Preston Taxis Ltd has been granted permission to extend its opening hours in Havelock Street from 6pm to 11:59pm despite opposition from local residents and the leader of the city council.
The firm was originally given planning permission to operate between 8am and 6pm by the planning committee in January.
But the owner has now been allowed an extra six hours under strict conditions banning taxi drivers and passengers from using the office as a pick-up point.
Council officers say that if cabs do not visit the site and drivers work remotely then operating until midnight would be "no different" to anyone else working from home.
The application was "called in" by council leader Coun Matthew Brown and fellow Labour member for Plungington, Coun Nweeda Khan, to be debated by the planning committee over concerns it could have an adverse effect on residents "in terms of excessive noise during the evenings" and exacerbate existing parking issues in the street.
The firm said it needed the extension of opening "due to rules for obtaining a new operator licence."
But officers revealed the council's licensing manager had confirmed there were no such rules and that a licence holder could work as many or as few hours as they wished.
Seven letters of objection were received from locals unhappy with the proposal to open until midnight. They voiced concerns about increased traffic, parking and excessive noise and disturbance.
The conditions imposed on the taxi firm limit the booking office to just one member of staff, contacting the drivers via an app. Drivers are not allowed to visit the office and must work remotely. Customer bookings must go straight to drivers and no customers are allowed to be picked up at the office, instead they must book a taxi by the app, online or by telephone.
There must be no waiting room at the property and sound insulation work has to be carried out to walls adjoining properties next door.
Louise Purdy, senior environmental health officer at the Town Hall, said that the firm had only sought to use the house for its booking office as a temporary measure "until more suitable premises are found."
But she added: "Unfortunately the applicant can't yet confirm for how long this will be, so in theory this could become a permanent arrangement."
A report by officers to the planning committee said: "Use of an office for the purpose of taking telephone calls/accepting bookings over the phone and passing bookings on to taxi drivers would be the equivalent of working from home, which is not considered to be disruptive to residential amenity.
"The proposed extended hours of 18:00 to 23:59pm would be no different (to) the previously approved hours of 08.00am to 18:00pm, in terms of impact on residential amenity.

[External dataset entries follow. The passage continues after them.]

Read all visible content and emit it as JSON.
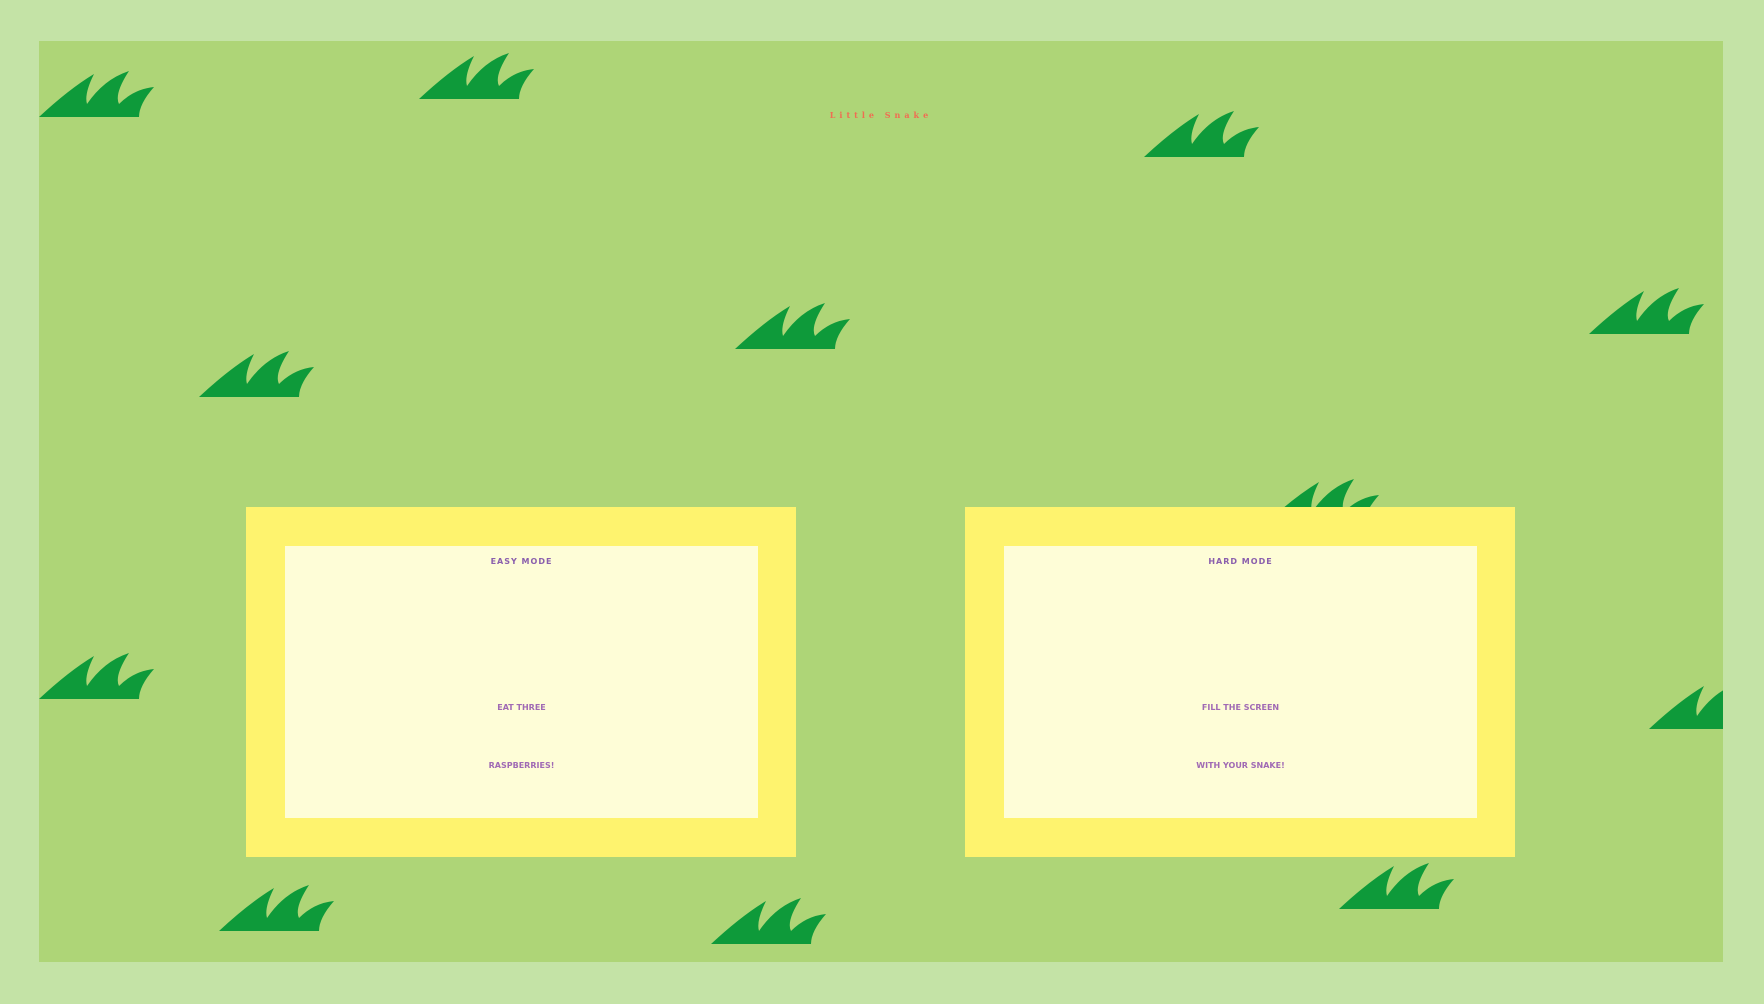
{
  "game": {
    "title": "Little Snake"
  },
  "modes": [
    {
      "title": "EASY MODE",
      "desc_line1": "EAT THREE",
      "desc_line2": "RASPBERRIES!"
    },
    {
      "title": "HARD MODE",
      "desc_line1": "FILL THE SCREEN",
      "desc_line2": "WITH YOUR SNAKE!"
    }
  ],
  "colors": {
    "outer_border": "#c4e3a6",
    "field": "#aed577",
    "grass": "#0e9a3a",
    "title": "#f06d52",
    "card_border": "#fef36e",
    "card_fill": "#fefdd7",
    "card_title": "#8a5fad",
    "card_text": "#a06ab4"
  },
  "icons": [
    "grass-tuft-icon"
  ]
}
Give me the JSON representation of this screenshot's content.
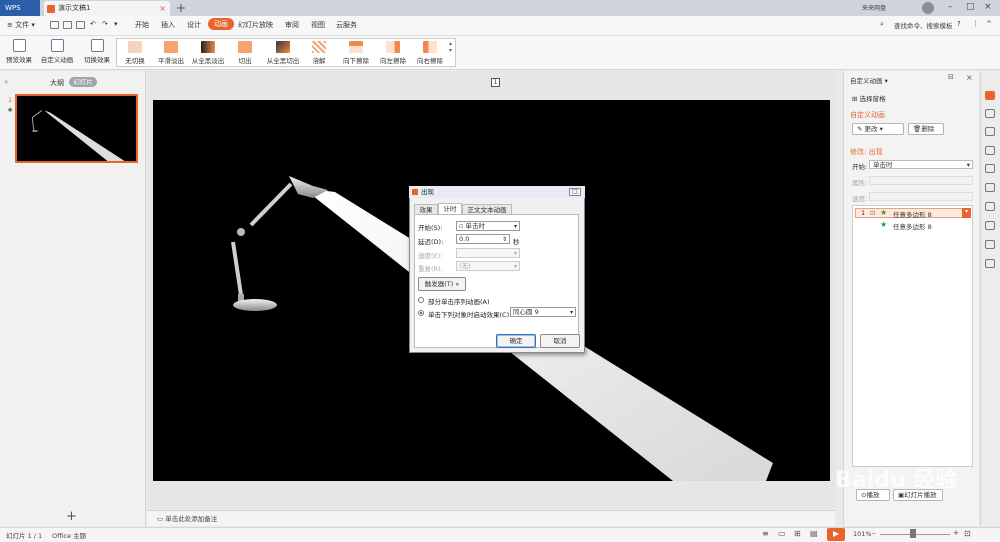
{
  "app": {
    "name": "WPS",
    "doc_tab": "演示文稿1",
    "user": "来来网盘"
  },
  "menu": {
    "file": "文件",
    "items": [
      "开始",
      "插入",
      "设计",
      "动画",
      "幻灯片放映",
      "审阅",
      "视图",
      "云服务"
    ],
    "active": "动画",
    "search": "查找命令、搜索模板"
  },
  "ribbon": {
    "left_buttons": [
      "预览效果",
      "自定义动画",
      "切换效果"
    ],
    "effects": [
      "无切换",
      "平滑淡出",
      "从全黑淡出",
      "切出",
      "从全黑切出",
      "溶解",
      "向下擦除",
      "向左擦除",
      "向右擦除"
    ]
  },
  "left": {
    "tab_outline": "大纲",
    "tab_slides": "幻灯片",
    "slide_num": "1"
  },
  "canvas": {
    "page_marker": "1",
    "notes": "单击此处添加备注"
  },
  "dialog": {
    "title": "出现",
    "tabs": [
      "效果",
      "计时",
      "正文文本动画"
    ],
    "start_label": "开始(S):",
    "start_value": "单击时",
    "delay_label": "延迟(D):",
    "delay_value": "0.0",
    "delay_unit": "秒",
    "speed_label": "速度(E):",
    "speed_value": "",
    "repeat_label": "重复(R):",
    "repeat_value": "(无)",
    "trigger_btn": "触发器(T)",
    "radio1": "部分单击序列动画(A)",
    "radio2": "单击下列对象时启动效果(C):",
    "radio2_value": "同心圆 9",
    "ok": "确定",
    "cancel": "取消"
  },
  "right": {
    "title": "自定义动画",
    "select_pane": "选择窗格",
    "custom_heading": "自定义动画",
    "change_btn": "更改",
    "delete_btn": "删除",
    "modify_heading": "修改: 出现",
    "start_label": "开始:",
    "start_value": "单击时",
    "prop_label": "属性:",
    "speed_label": "速度:",
    "items": [
      {
        "num": "1",
        "label": "任意多边形 8"
      },
      {
        "num": "",
        "label": "任意多边形 8"
      }
    ],
    "play_btn": "播放",
    "slideshow_btn": "幻灯片播放"
  },
  "status": {
    "slide": "幻灯片 1 / 1",
    "theme": "Office 主题",
    "zoom": "101%"
  },
  "watermark": "Baidu 经验"
}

"Moreover, the taxi booking office would only employ one full time member of staff and the comings and goings of 1no. individual from the site would have no greater unacceptable or significant impact than that of a traditional family dwelling."